    6. Google Reader – This one is a bit awkward fitting in the sidebar; iPhone version works reasonably good although it’s too wide & uses too big font. You’ve got to try yourself. Actually there is PDA version, but I don’t think it would suit in here. http://www.google.com/reader/i/ << here you go.

    You will see that most of the sites suited using in here is PDA/Phone version. Since they all are  designed with the limited screen, esp. width, in mind. Putting their link in bookmark bar, check "load in the sidebar." You'll be all set. 

    Happy using what you like and get the most of it. This probably is the another reason why I couldn't switch to ie, chrome, safari, or anything else soon. If you find anything worth for you, please share since it might be worth for someone else too =)

  • It's about time--multi-touch on passive digitizer

    For old-day-PDA folks, we usually were obsessed by touch screen. Tapping on the screen with our nail to make it a precise touch is just great. However, once Apple released iPhone, it seems like capacitive digitizer rules everything else by multiple-input captured capability.

    Now it looks like passive (or resistive or whatever you want to call) digitizer finds the way back.

    Well done, now we would have precise touch + eye-candy feature at the same time. When the time is right, we will have a chance to try in person!

    via Engadget

  • Rest In Peace – Palm OS

    Due to webOS and Palm’s laziness, they finally confirmed that there would not be any Palm OS powered anymore at an investor conference. I don’t know what you guys think of this, but for me it’s real sad. It’s the only OS I feel comfortable using it as PDA. Although I gave up on Palm OS after getting Treo, I couldn’t find any replacement so far. Windows Mobile? Too complicated. Apple iPhone? Still not the right one for me. Android? haven’t had a real chance to try—G1 is a phone. I just don’t want PDA phone. I don’t need phone to be smart. Phone is just for calling/answering the ring. Indeed, I doubt that webOS would satisfy my need. We’ll see. I hope Pandora could be the one.

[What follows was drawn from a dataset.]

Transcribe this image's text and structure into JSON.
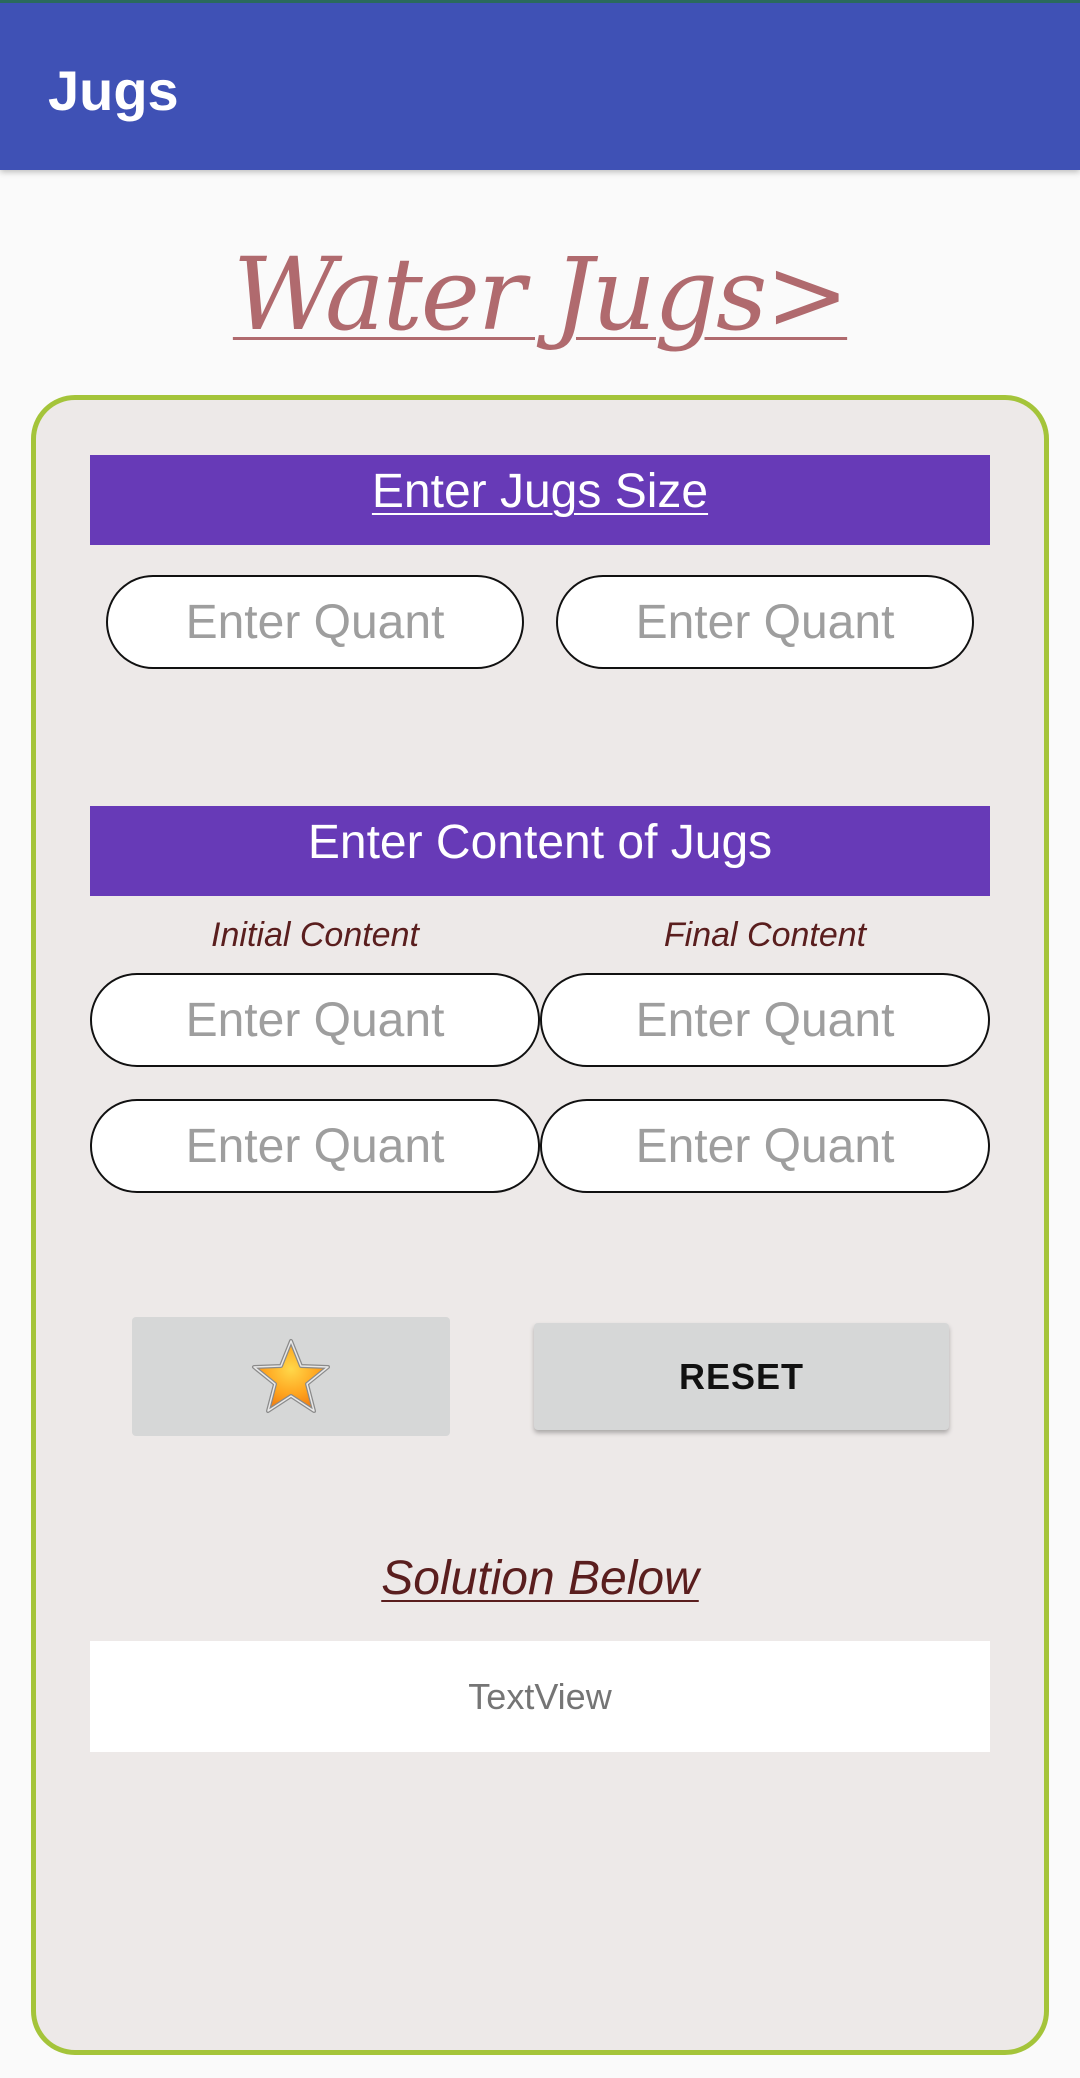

    Centro is the best Palm OS Phone ever, I can tell, and it IS the last Palm OS powered device. It’s fast like T|T3 or T|C which you couldn’t find from Treo 650/700p/755. It’s just damned too small and far too late to gain a market share. By all mean, Palm OS still has potential to serve all PDA’s need. Palm, however, just left it cold and was not even care die-hard PDA user. I hate you, Palm, Inc!!!

    I decided to resurrect my old Palm powered device list and comparison matrix. It didn’t cover all Palm powered device out there—esp. newer than T|T5, I guess. But it should have plenty more than you can imagine--you will see how much I love Palm OS! If the mood is right, I will update one last time. You may check it out below:-

    Good bye, Palm OS!